ASSIGNED TASK: Beginning with the first line below, output every record verbatim and leave out the images.

(INPUT DATA begins)

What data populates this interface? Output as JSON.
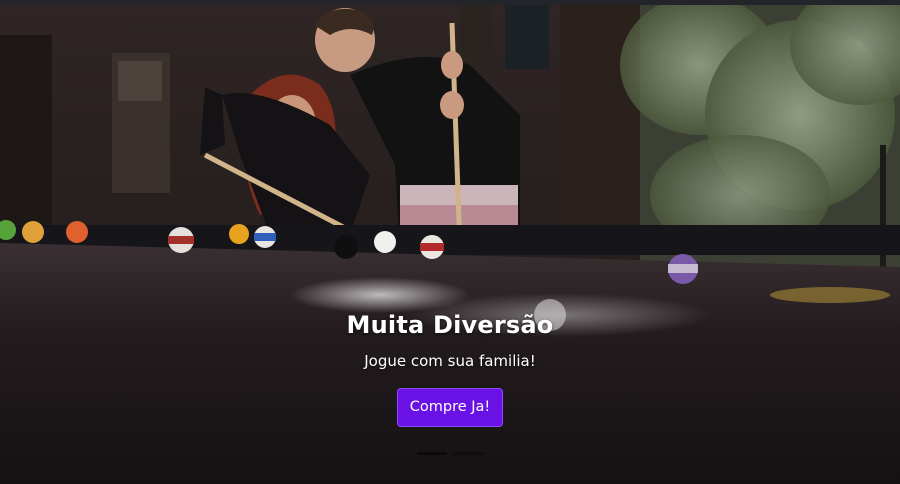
{
  "carousel": {
    "slides": [
      {
        "title": "Muita Diversão",
        "text": "Jogue com sua familia!",
        "button_label": "Compre Ja!"
      }
    ],
    "active_index": 0,
    "indicator_count": 2
  },
  "colors": {
    "button_bg": "#6a11e6",
    "button_border": "#8a4dff",
    "caption_text": "#ffffff",
    "felt": "#2b2224"
  },
  "image": {
    "subject": "couple-playing-pool-photo"
  }
}
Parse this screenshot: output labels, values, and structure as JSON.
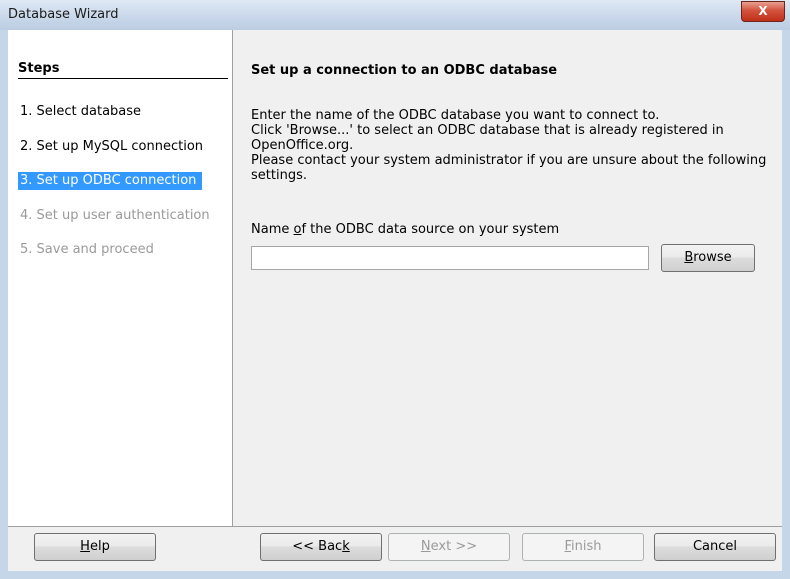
{
  "window": {
    "title": "Database Wizard",
    "close_glyph": "X"
  },
  "steps": {
    "title": "Steps",
    "items": [
      {
        "label": "1. Select database",
        "state": "normal"
      },
      {
        "label": "2. Set up MySQL connection",
        "state": "normal"
      },
      {
        "label": "3. Set up ODBC connection",
        "state": "selected"
      },
      {
        "label": "4. Set up user authentication",
        "state": "disabled"
      },
      {
        "label": "5. Save and proceed",
        "state": "disabled"
      }
    ]
  },
  "content": {
    "heading": "Set up a connection to an ODBC database",
    "description_lines": [
      "Enter the name of the ODBC database you want to connect to.",
      "Click 'Browse...' to select an ODBC database that is already registered in OpenOffice.org.",
      "Please contact your system administrator if you are unsure about the following settings."
    ],
    "field_label_pre": "Name ",
    "field_label_accel": "o",
    "field_label_post": "f the ODBC data source on your system",
    "field_value": "",
    "browse_accel": "B",
    "browse_rest": "rowse"
  },
  "footer": {
    "help_accel": "H",
    "help_rest": "elp",
    "back_pre": "<< Bac",
    "back_accel": "k",
    "next_accel": "N",
    "next_rest": "ext >>",
    "finish_accel": "F",
    "finish_rest": "inish",
    "cancel_label": "Cancel"
  },
  "colors": {
    "selection": "#3399ff",
    "disabled_text": "#9a9a9a",
    "close_button": "#c7391f"
  }
}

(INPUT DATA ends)

SOLUTION TO THE EXERCISE:
What data populates this interface? Output as JSON.
{
  "carousel": {
    "slides": [
      {
        "title": "Muita Diversão",
        "text": "Jogue com sua familia!",
        "button_label": "Compre Ja!"
      }
    ],
    "active_index": 0,
    "indicator_count": 2
  },
  "colors": {
    "button_bg": "#6a11e6",
    "button_border": "#8a4dff",
    "caption_text": "#ffffff",
    "felt": "#2b2224"
  },
  "image": {
    "subject": "couple-playing-pool-photo"
  }
}
Parse this screenshot: output labels, values, and structure as JSON.
{
  "window": {
    "title": "Database Wizard",
    "close_glyph": "X"
  },
  "steps": {
    "title": "Steps",
    "items": [
      {
        "label": "1. Select database",
        "state": "normal"
      },
      {
        "label": "2. Set up MySQL connection",
        "state": "normal"
      },
      {
        "label": "3. Set up ODBC connection",
        "state": "selected"
      },
      {
        "label": "4. Set up user authentication",
        "state": "disabled"
      },
      {
        "label": "5. Save and proceed",
        "state": "disabled"
      }
    ]
  },
  "content": {
    "heading": "Set up a connection to an ODBC database",
    "description_lines": [
      "Enter the name of the ODBC database you want to connect to.",
      "Click 'Browse...' to select an ODBC database that is already registered in OpenOffice.org.",
      "Please contact your system administrator if you are unsure about the following settings."
    ],
    "field_label_pre": "Name ",
    "field_label_accel": "o",
    "field_label_post": "f the ODBC data source on your system",
    "field_value": "",
    "browse_accel": "B",
    "browse_rest": "rowse"
  },
  "footer": {
    "help_accel": "H",
    "help_rest": "elp",
    "back_pre": "<< Bac",
    "back_accel": "k",
    "next_accel": "N",
    "next_rest": "ext >>",
    "finish_accel": "F",
    "finish_rest": "inish",
    "cancel_label": "Cancel"
  },
  "colors": {
    "selection": "#3399ff",
    "disabled_text": "#9a9a9a",
    "close_button": "#c7391f"
  }
}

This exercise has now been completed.